Subjecting a heavy crude oil to mild thermal cracking conditions effects apermanent and significant reduction in its viscosity and specific gravity. Although all crudes are susceptible to cracking, the temperatures and timesrequired usually exceed those required to crack heavy crudes such as thosefound in the Athabasca tar sands. At temperatures below 1000°F, it has already been established that cracking of both pure hydrocarbons and petroleum can bedescribed by first-order kinetic equations. To use this fact, a reference mustbe established by which the amount of upgrading or conversion of crudeconstituents can be estimated. This was done by subjecting both the original crude and the ‘heat-treated’ oil to distillation under identical conditions.The residuum from the distillation of the treated oil was compared to that from the original crude to establish the ‘degree of upgrading.’

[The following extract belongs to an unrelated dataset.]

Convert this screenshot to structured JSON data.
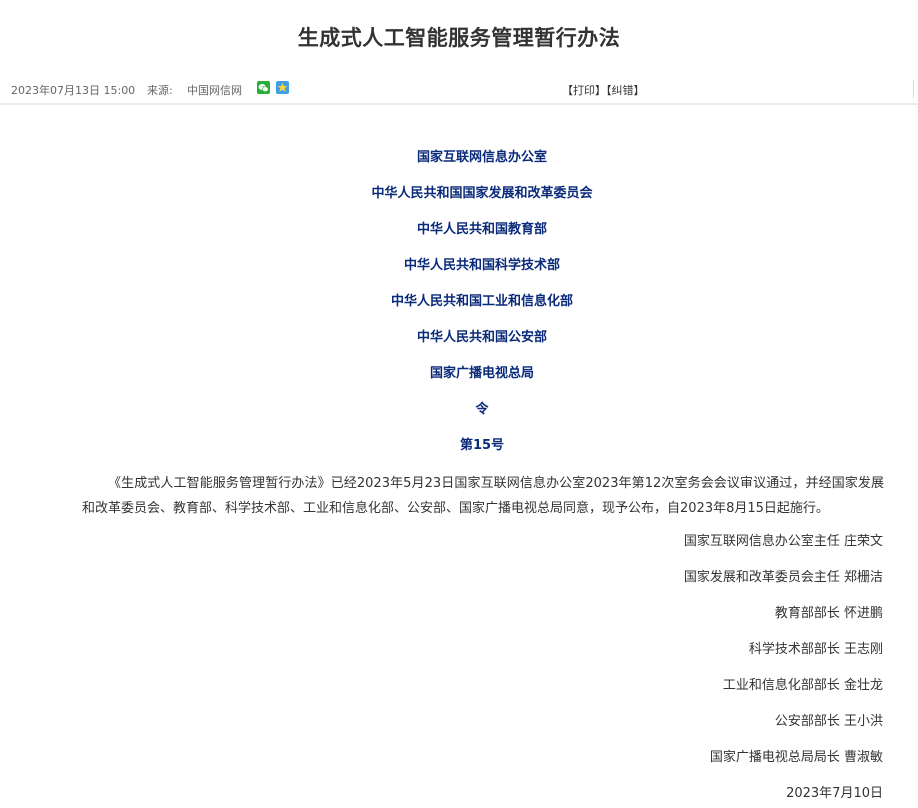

From such laboratory tests on a variety of crude oils, it has been possible to estimate the time-temperature history necessary to produce specific degrees of viscosity reduction for each. As a result, it is possible to estimate thefeasibility of utilizing heat in the reservoir to facilitate the production of heavy oil, or of using heat to facilitate the surface handling of oil alreadyproduced.
The permanent upgrading in physical properties occurs so slowly at 500°F that the use of temperatures below this level, as currently practiced with heated pipelines, will effect only a temporary improvement in oil fluidity. Attemperatures in excess of 700°F, coking may present serious operating problems unless residence times are kept very short.
Crude oils of low API gravity and crude oils having a high pour point present production problems both in and out of the reservoir. To overcomesurface handling problems, the oil industry currently practices extensive and expensive blending of light oils and LPG with heavy crudes to make them easily handled in pipelines and storage facilities. An alternative remedial technique involves thermal cracking. Thermal cracking, with its attendant lowering ofpour point and viscosity, was used in Russia many years ago to facilitate the pumping of heavy crudes (1). Egloff and Morrell (2) proposed, in 1926, toseverely crack a high-pour-point oil at the wellhead to eliminate the need for pipeline heaters and diluents.